While growing up, healthy eating was part of my every day life. My brother and I were nearly always welcomed home with a homemade dinner. Fast food was something reserved only for road trips up North, and frozen dinners were not something I experienced until my early college years. But unfortunately, families like mine are now the exception rather than the rule. With the presence of a McDonald’s on every corner and the availability of frozen meals at incredibly cheap prices, eating healthfully is at risk for becoming a thing of the past. This has been especially true for lower income families that need to provide meals on a stricter budget. In our nation, 15.7 million children are living in poverty and 18.6 million rely on food stamps, and with the widely accepted idea that healthy food is more expensive, it is no wonder that even the children that do get enough to eat often suffer from poor nutrition.
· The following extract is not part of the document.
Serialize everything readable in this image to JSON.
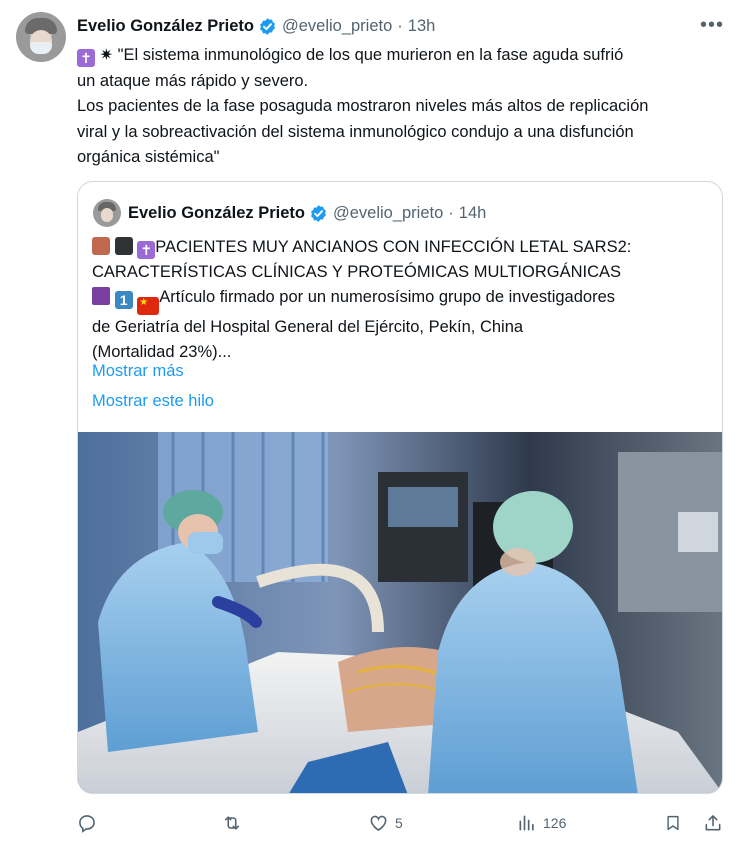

But luckily, there is an organization aiming to change all of this. Last week, the managers and volunteers of Michigan’s division of Cooking Matters invited me and 9 other Metro-Detroit based food bloggers and writers to learn about the organization and partake in one of their cooking classes. Cooking Matters is an organization that aims to “debunk the myth that cooking healthy is expensive.” In connection with the nationally recognized “Share Your Strength” Movement, Cooking Matters offers a series of cooking classes that show both children and adults that cooking healthy is not only possible on a tight budget, but can also help you save money. The classes cover topics such as basic nutrition and food budgeting, giving its participants the tools to provide their families with weeks worth of healthy, cost effective meals. The classes are taught by volunteer chefs and nutritionists who share tips on how to spend wisely in order to provide nourishing meals. Simple tips like eating less protein and eating more fiber-rich vegetables not only save families money, but lead them on a healthier path.
This organization has helped thousands of lower income families and provided them with the tools to provide themselves with the a healthier future. But the organization needs help. In Michigan alone there is a waiting list of 90 agencies hoping to get started with their own Cooking Matters programs, but there are not enough volunteers to sustain them. So how can we help? By getting involved. And no need to worry about your lack of cooking or nutrition expertise being a barrier, because Share Your Strength welcomes any help they can get. Because “Share Your Strength” is simply a collective of people willing to share whatever strength they have. And as Cooking Matters’ Social Media Coordinator Dorothy Hernandez said, “whatever strength you might possess, Cooking Matters will find a way to use it.”